February 26: Planted 50 pounds of Kennebec (white) and 50 pounds of Yukon Gold potatoes. Also planted approximately 150 Alisa onion sets.
February 25: Planted 100 lbs of red Irish potatoes.
February 25: Bought 25 day-old Barred Rock chicks. We have been alternating between Rhode Island Reds and Barred Rocks each year. The hens produce delicious brown eggs. We do have a few eggs for sale.
January 29 Traditional doe (Dianna) had two nice kids. One is traditional (white with red head), but the other is all white. Need to check and see if an all white kid can be registered.
January 27: Red goat (Ruby) had triplets. Two are red and one is a traditional Boer. All are doing fine.
January 18, 2012: Had a problem with one of our registered purebred Boer goats (Kate). Linda bought her at a sale in Louisiana last year and bred her to a really nice registered buck (Freight Train). She went into a prolonged labor during the night and by the time we got her to the vet the next morning, they had to take the kids by Caesarean section. Lost both kids. Nearly lost Kate although she is expected to recover. We had high hopes for this kids as show kids. Vet said to wait a year to have her bred again.
January 13: took seeds for truck garden plants to Croom Nursery to be started. Jason is starting tomatoes, cauliflower, Chinese cabbage, kale, collards, peppers and canteloup for us.
January 7, 2012: We are getting some really nice dairy calves this year from Danny Korba over at Wiggins. He has both black and red Holsteins. He does a really nice job in getting them ready for us. We buy them at about three days old and then bottle feed them for eight weeks. By that time they are eating feed well enough to wean. We will sell some in April or May and raise others on grass for our own beef. Give us a call if anyone is interested in a half or a quarter of beef.

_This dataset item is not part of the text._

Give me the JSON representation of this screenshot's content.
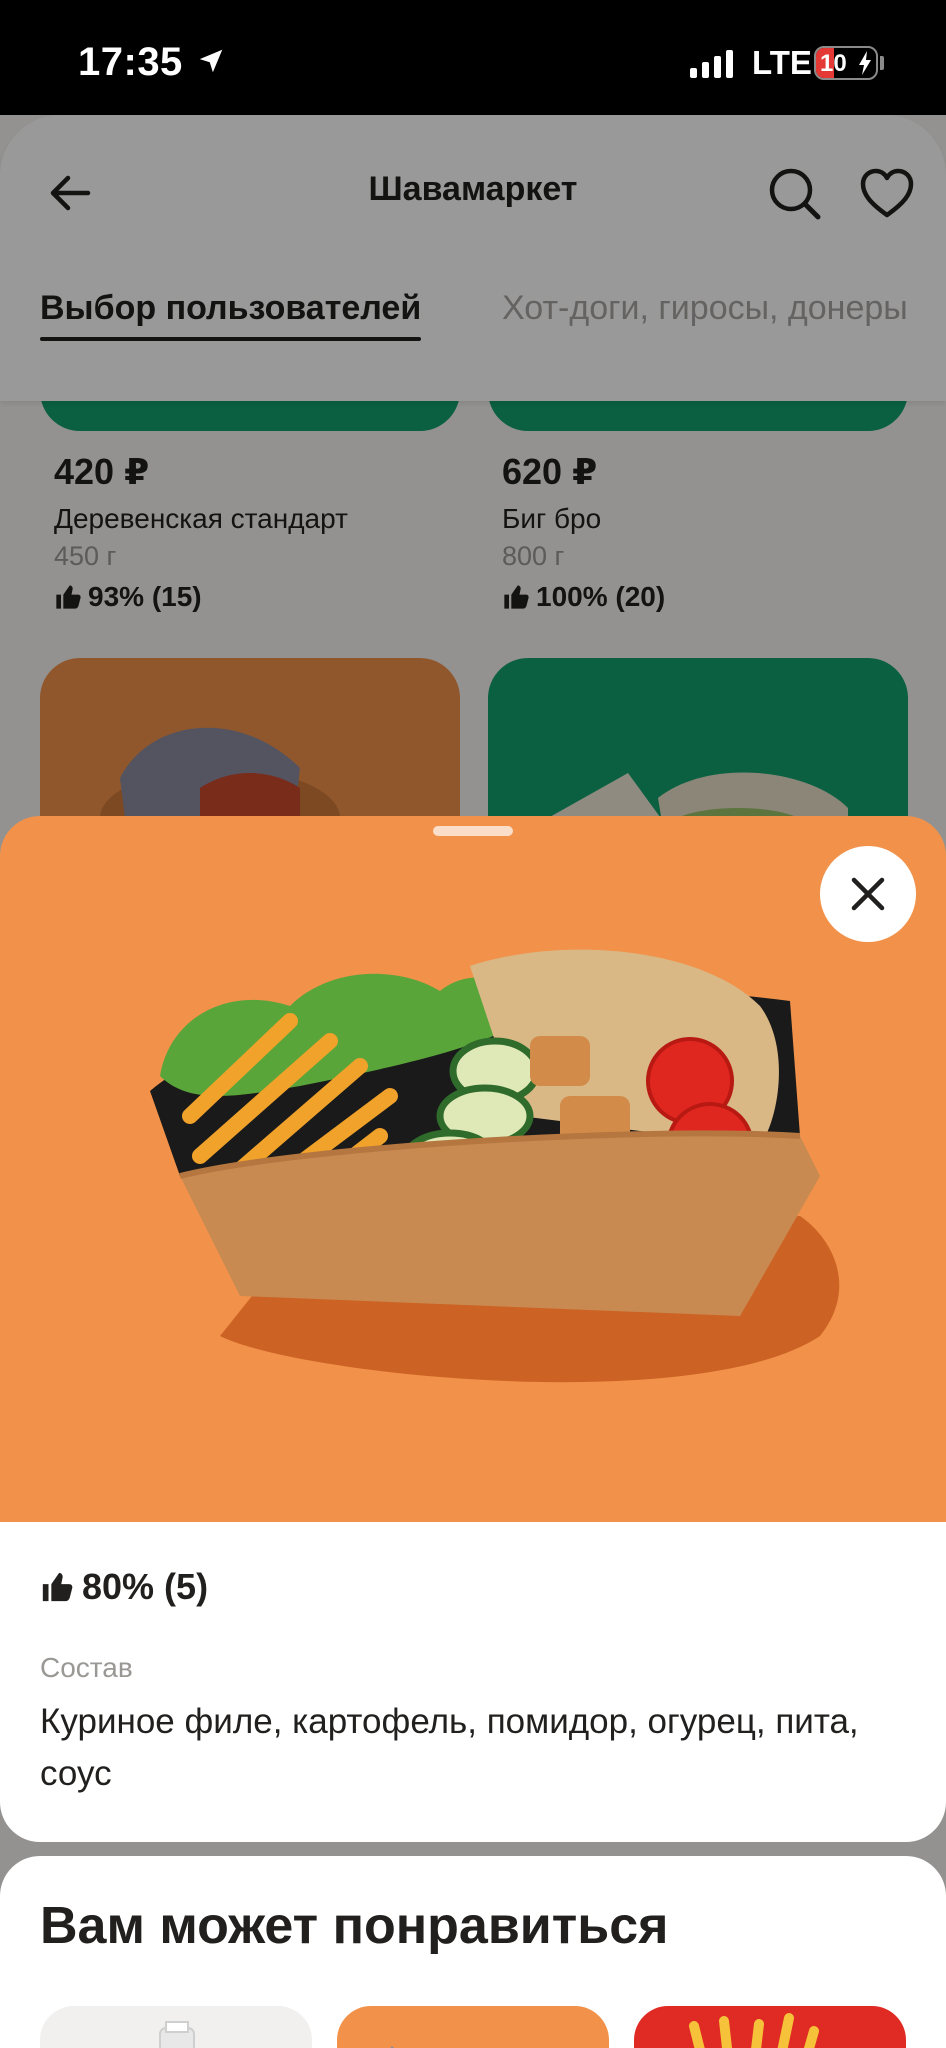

December 13, 2011: We are trying something new this year. We are continually trying to improve our swine, to produce a fast-growing meaty butcher hog with some fat in the meat for flavor (contrary to popular press, this IS NOT bad for you). Due to the difficulty in finding high quality breeding boars in Mississippi, we have decided to try artificial insemination (A-I) to get the very best genetics possible. We have two 50/50 cross Duroc/Yorkshire gilts we have A-I bred to a boar from Cain Farms, in Iowa. If you want to check him out on their website (Google Cain Farms), the boar is a Duroc named Red Cannon. Wish us luck with this.